Early marriage on the airwaves

Lipi, 19, is one of Radio Bikrampur’s young radio jockeys. She’s in her second year of university and she got the role after undergoing three interviews.

“I am very passionate about radio,” says Lipi. “I like doing the work because it’s a remote area to some extent and people don’t talk very openly. It’s important for students of class 10 and 11 (age 15 and 16) in particular to know about these issues.”

Among the SRHR issues, early marriage is a hotly discussed topic – not surprising when Bangladesh has one of the highest rates of child marriage in the world. Child marriage puts young girls at increased risk of HIV for a number of reasons including having unprotected sex from an early age, and typically their husband will be an older man who has had more sexual partners. Also typically, young wives will be cut off from education when they are married, limiting their access to SRHR information despite the fact that they are at great risk of complications in pregnancy and child birth

“Through the shows girls now know their rights, that they shouldn’t go for early marriage and that they can protest to their parents and say no, it’s not the right age to get married,” Lipi is proud to claim.

The radio show has directly intervened to prevent two early marriages after they became aware of the marriage plans through the radio show. The station was able to contact the local Upazila Nirbahi officer (chief executive of a sub-district) who in turn threatened legal action if the marriage took place before the girl was 18.

HASAB hopes not just to continue supporting radio Bikrampur but to replicate the success in other areas. The EC programme, which ran in both Bangladesh and India since 2010 ended in January 2013. Supporting the radio show is just one initiative under the programme which has reached up to 150,000 young people plus parents, religious leaders, healthcare providers and decision makers, with SRHR information.

The work in Bangladesh will dovetail with a new ambitious three year programme funded by the Ministry of Foreign Affairs of the government of the Netherlands (BUZA). Its aim: to improve the sexual and reproductive health and rights of young people living with and affected by HIV in five countries (Bangladesh, Burundi, Ethiopia, Myanmar and Uganda).

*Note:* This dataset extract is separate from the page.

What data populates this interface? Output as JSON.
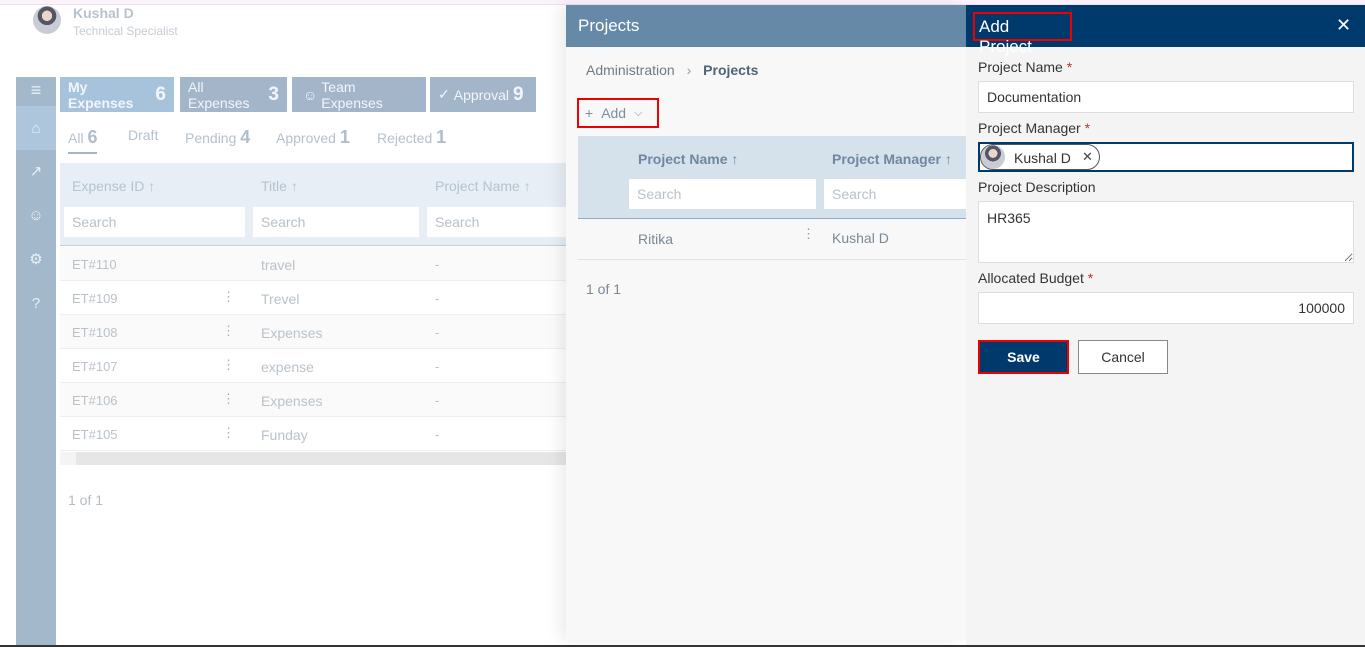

It expects to reach over one million young people over the three years.

Read more:

The Alliance is a part of the Girls Not Brides global partnership, find out more here, plus more on what VMM, one of our Linking Organisations in India, is doing to tackle child marriage and support vulnerable girls.